Oral Presentation- Symposium 12th International Mammalogical Congress

Yucatan Peninsula Late Pleistocene mammal fauna. (#486)

Joaquin Arroyo-Cabrales 1 , James C. Chatters 2 , Blaine W. Schubert 3 , H. Gregory McDonald 4 , Pilar Luna-Erreguerrena 1
  1. Instituto Nacional de Antropologia e Historia, Mexico City, CDMX, Mexico
  2. Applied Paleoscience and DirectAMS, Bothell, Washington, United States of America
  3. Center of Excellence in Paleontology, East Tennessee State University, Johnson City, Tennessee, United States of America
  4. Utah State Office, Bureau of Land Management, Salt Lake City, Utah, United States of America
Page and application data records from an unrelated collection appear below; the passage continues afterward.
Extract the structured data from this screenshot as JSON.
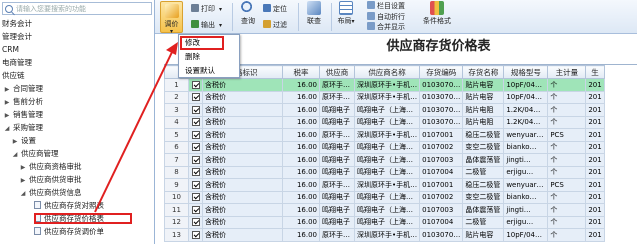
{
  "sidebar": {
    "search_placeholder": "请输入您要搜索的功能",
    "items": [
      {
        "label": "财务会计",
        "type": "plain"
      },
      {
        "label": "管理会计",
        "type": "plain"
      },
      {
        "label": "CRM",
        "type": "plain"
      },
      {
        "label": "电商管理",
        "type": "plain"
      },
      {
        "label": "供应链",
        "type": "plain"
      },
      {
        "label": "合同管理",
        "type": "collapsed"
      },
      {
        "label": "售前分析",
        "type": "collapsed"
      },
      {
        "label": "销售管理",
        "type": "collapsed"
      },
      {
        "label": "采购管理",
        "type": "expanded"
      },
      {
        "label": "设置",
        "type": "collapsed"
      },
      {
        "label": "供应商管理",
        "type": "expanded"
      },
      {
        "label": "供应商资格审批",
        "type": "collapsed"
      },
      {
        "label": "供应商供货审批",
        "type": "collapsed"
      },
      {
        "label": "供应商供货信息",
        "type": "expanded"
      },
      {
        "label": "供应商存货对照表",
        "type": "doc"
      },
      {
        "label": "供应商存货价格表",
        "type": "doc"
      },
      {
        "label": "供应商存货调价单",
        "type": "doc"
      }
    ]
  },
  "toolbar": {
    "tiaojia": "调价",
    "print": "打印",
    "output": "输出",
    "query": "查询",
    "locate": "定位",
    "filter": "过滤",
    "link": "联查",
    "layout": "布局",
    "col_settings": "栏目设置",
    "auto_wrap": "自动折行",
    "merge_show": "合并显示",
    "condition_format": "条件格式"
  },
  "menu": {
    "items": [
      "修改",
      "删除",
      "设置默认"
    ]
  },
  "sheet": {
    "title": "供应商存货价格表",
    "columns": [
      "",
      "",
      "价格标识",
      "税率",
      "供应商",
      "供应商名称",
      "存货编码",
      "存货名称",
      "规格型号",
      "主计量",
      "生"
    ],
    "rows": [
      {
        "n": "1",
        "flag": "含税价",
        "tax": "16.00",
        "vendor": "原环手…",
        "vname": "深圳原环手•手机…",
        "code": "0103070…",
        "name": "贴片电容",
        "spec": "10pF/04…",
        "unit": "个",
        "d": "201"
      },
      {
        "n": "2",
        "flag": "含税价",
        "tax": "16.00",
        "vendor": "原环手…",
        "vname": "深圳原环手•手机…",
        "code": "0103070…",
        "name": "贴片电容",
        "spec": "10pF/04…",
        "unit": "个",
        "d": "201"
      },
      {
        "n": "3",
        "flag": "含税价",
        "tax": "16.00",
        "vendor": "鸣翔电子",
        "vname": "鸣翔电子（上海…",
        "code": "0103070…",
        "name": "贴片电阻",
        "spec": "1.2K/04…",
        "unit": "个",
        "d": "201"
      },
      {
        "n": "4",
        "flag": "含税价",
        "tax": "16.00",
        "vendor": "鸣翔电子",
        "vname": "鸣翔电子（上海…",
        "code": "0103070…",
        "name": "贴片电阻",
        "spec": "1.2K/04…",
        "unit": "个",
        "d": "201"
      },
      {
        "n": "5",
        "flag": "含税价",
        "tax": "16.00",
        "vendor": "原环手…",
        "vname": "深圳原环手•手机…",
        "code": "0107001",
        "name": "稳压二极管",
        "spec": "wenyuar…",
        "unit": "PCS",
        "d": "201"
      },
      {
        "n": "6",
        "flag": "含税价",
        "tax": "16.00",
        "vendor": "鸣翔电子",
        "vname": "鸣翔电子（上海…",
        "code": "0107002",
        "name": "变空二极管",
        "spec": "bianko…",
        "unit": "个",
        "d": "201"
      },
      {
        "n": "7",
        "flag": "含税价",
        "tax": "16.00",
        "vendor": "鸣翔电子",
        "vname": "鸣翔电子（上海…",
        "code": "0107003",
        "name": "晶体震荡管",
        "spec": "jingti…",
        "unit": "个",
        "d": "201"
      },
      {
        "n": "8",
        "flag": "含税价",
        "tax": "16.00",
        "vendor": "鸣翔电子",
        "vname": "鸣翔电子（上海…",
        "code": "0107004",
        "name": "二极管",
        "spec": "erjigu…",
        "unit": "个",
        "d": "201"
      },
      {
        "n": "9",
        "flag": "含税价",
        "tax": "16.00",
        "vendor": "原环手…",
        "vname": "深圳原环手•手机…",
        "code": "0107001",
        "name": "稳压二极管",
        "spec": "wenyuar…",
        "unit": "PCS",
        "d": "201"
      },
      {
        "n": "10",
        "flag": "含税价",
        "tax": "16.00",
        "vendor": "鸣翔电子",
        "vname": "鸣翔电子（上海…",
        "code": "0107002",
        "name": "变空二极管",
        "spec": "bianko…",
        "unit": "个",
        "d": "201"
      },
      {
        "n": "11",
        "flag": "含税价",
        "tax": "16.00",
        "vendor": "鸣翔电子",
        "vname": "鸣翔电子（上海…",
        "code": "0107003",
        "name": "晶体震荡管",
        "spec": "jingti…",
        "unit": "个",
        "d": "201"
      },
      {
        "n": "12",
        "flag": "含税价",
        "tax": "16.00",
        "vendor": "鸣翔电子",
        "vname": "鸣翔电子（上海…",
        "code": "0107004",
        "name": "二极管",
        "spec": "erjigu…",
        "unit": "个",
        "d": "201"
      },
      {
        "n": "13",
        "flag": "含税价",
        "tax": "16.00",
        "vendor": "原环手…",
        "vname": "深圳原环手•手机…",
        "code": "0103070…",
        "name": "贴片电容",
        "spec": "10pF/04…",
        "unit": "个",
        "d": "201"
      }
    ]
  },
  "colors": {
    "row_bg": "#e6eef8",
    "selected_row_bg": "#9fe4b8",
    "highlight_red": "#e02020"
  }
}
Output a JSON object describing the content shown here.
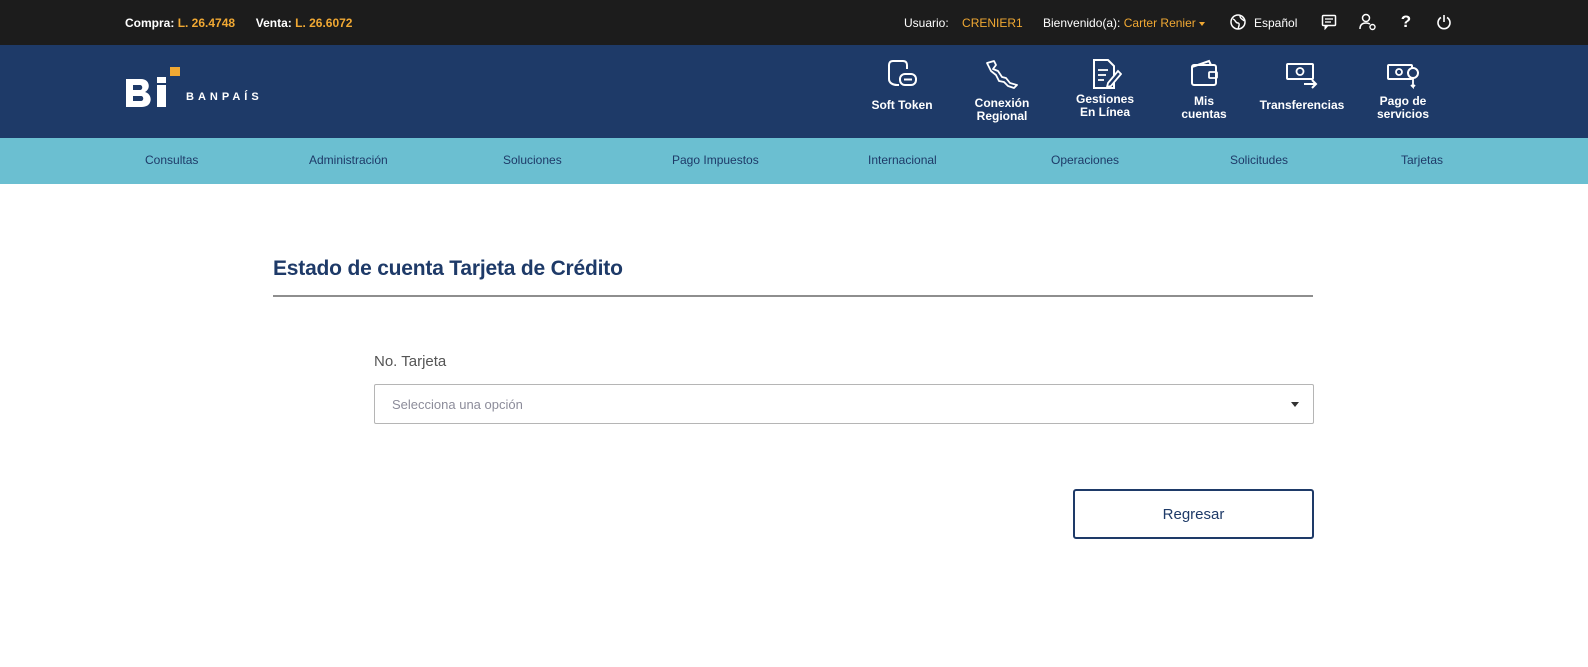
{
  "topbar": {
    "compra_label": "Compra:",
    "compra_value": "L. 26.4748",
    "venta_label": "Venta:",
    "venta_value": "L. 26.6072",
    "usuario_label": "Usuario:",
    "usuario_value": "CRENIER1",
    "bienvenido_label": "Bienvenido(a):",
    "bienvenido_value": "Carter Renier",
    "language": "Español",
    "icons": [
      "globe-icon",
      "messages-icon",
      "user-settings-icon",
      "help-icon",
      "power-icon"
    ]
  },
  "header": {
    "logo_text": "BANPAÍS",
    "quick_links": [
      {
        "line1": "Soft Token",
        "line2": "",
        "icon": "soft-token-icon"
      },
      {
        "line1": "Conexión",
        "line2": "Regional",
        "icon": "map-region-icon"
      },
      {
        "line1": "Gestiones",
        "line2": "En Línea",
        "icon": "document-edit-icon"
      },
      {
        "line1": "Mis",
        "line2": "cuentas",
        "icon": "wallet-icon"
      },
      {
        "line1": "Transferencias",
        "line2": "",
        "icon": "money-transfer-icon"
      },
      {
        "line1": "Pago de",
        "line2": "servicios",
        "icon": "service-payment-icon"
      }
    ]
  },
  "nav": {
    "items": [
      "Consultas",
      "Administración",
      "Soluciones",
      "Pago Impuestos",
      "Internacional",
      "Operaciones",
      "Solicitudes",
      "Tarjetas"
    ]
  },
  "main": {
    "title": "Estado de cuenta Tarjeta de Crédito",
    "card_label": "No. Tarjeta",
    "card_placeholder": "Selecciona una opción",
    "back_button": "Regresar"
  },
  "colors": {
    "topbar_bg": "#1c1c1c",
    "header_bg": "#1e3a68",
    "nav_bg": "#6bbfd1",
    "accent": "#f0a833"
  }
}
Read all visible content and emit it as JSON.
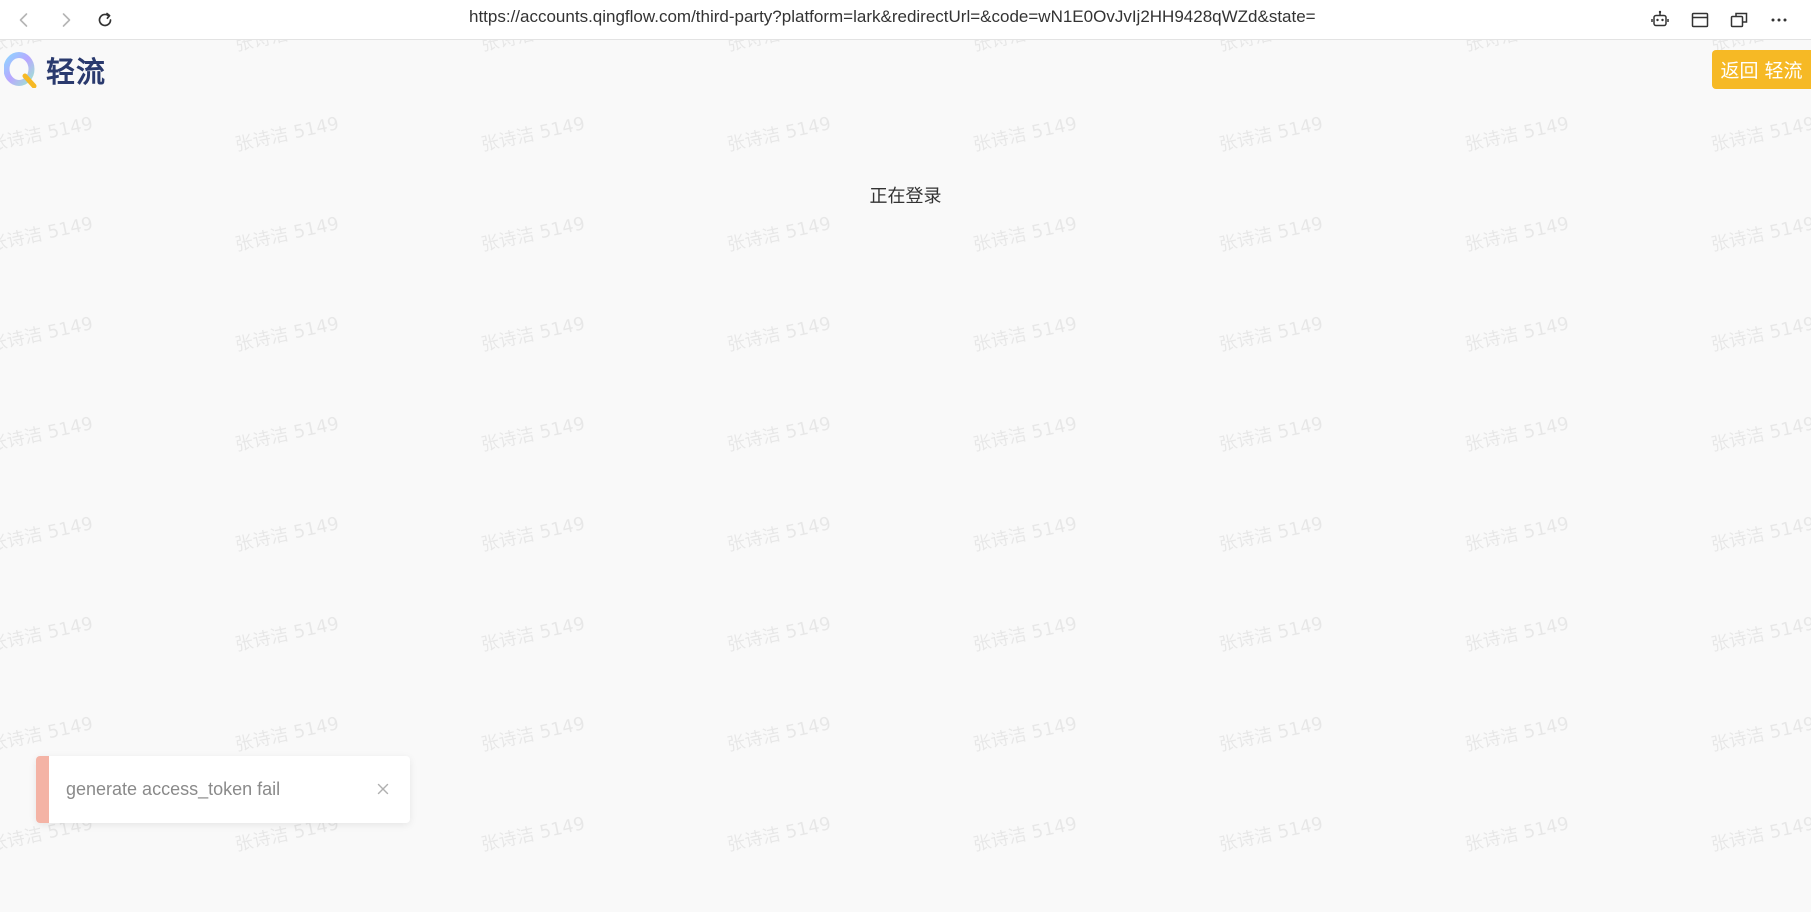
{
  "browser": {
    "url": "https://accounts.qingflow.com/third-party?platform=lark&redirectUrl=&code=wN1E0OvJvIj2HH9428qWZd&state="
  },
  "page": {
    "logo_text": "轻流",
    "return_label": "返回 轻流",
    "status": "正在登录",
    "watermark": "张诗洁 5149",
    "toast": {
      "message": "generate access_token fail"
    }
  },
  "colors": {
    "accent": "#f6b925",
    "error_bar": "#f4b3a5",
    "background": "#f9f9f9"
  },
  "icons": {
    "back": "chevron-left-icon",
    "forward": "chevron-right-icon",
    "reload": "reload-icon",
    "robot": "robot-icon",
    "window": "window-icon",
    "split": "split-window-icon",
    "more": "more-icon",
    "close": "close-icon"
  }
}
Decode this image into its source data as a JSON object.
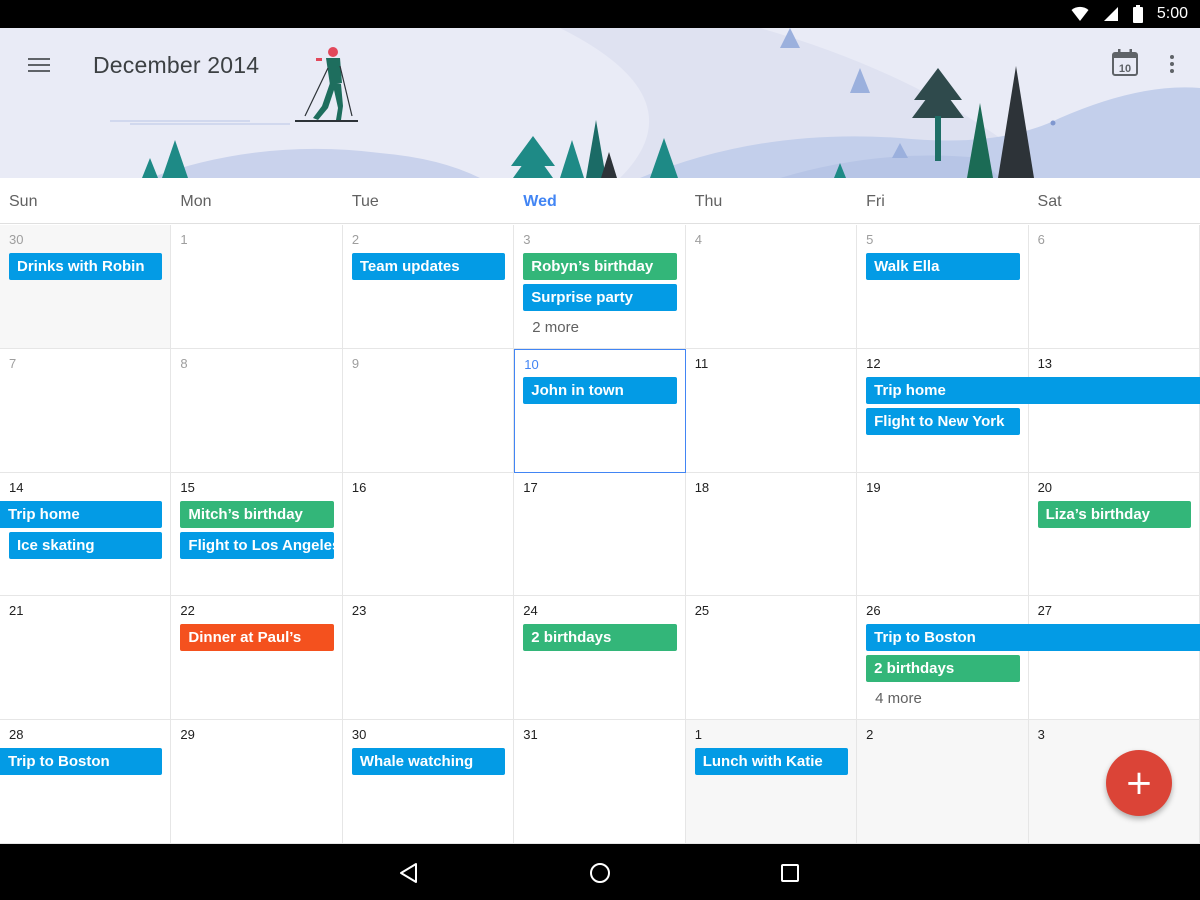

Yucatan Peninsula (México) is a geologically late topographic feature on Mexico´s landscape, but one that contains important faunal complexes, both modern and fossil. Those appearing during the Pleistocene are starting to provide an overall picture of just what that landscape looked like. Both dry and wet deposits have been studied, with data providing a highly diverse fauna containing at least 11 orders, 28 families, 54 genera, and 70 species. Dry caves, like Loltún Cave, have provided a very diverse faunal complex with many small and medium size animals, while wet deposits, like underwater caves, are rich in larger mammal remains, including megafauna. Hoyo Negro is a pit within an underwater cave, and is one of the richer deposits with megafauna, containing at least 12 species of extinct and extant mammals. Extinct species include the highland gomphothere (Cuvieronius tropicalis), three species of ground sloth (Nothrotheriops shastensis, a new megalonychid taxon, and a mylodontid), and sabertooth cat (Smilodon cf. fatalis). Modern species include tapir (Tapirus), peccary (Tayassu), and extralimital records like bobcat (Lynx rufus) and coyote (Canis latrans). A tremarctine bear (Arctotherium) also occurs in the assemblage and represents a range extension of this South American taxon. The fauna includes both Neotropical taxa (sloths, gomphotheres), taxa with Nearctic affinities (carnivores, lagomorphs) and probably some endemic animals, like the megalonychid sloth and tremarctine bear. The presence of bobcat and coyote, and the occurrence of the Shasta ground sloth, indicate a drier and cooler climate in the region during the terminal Pleistocene.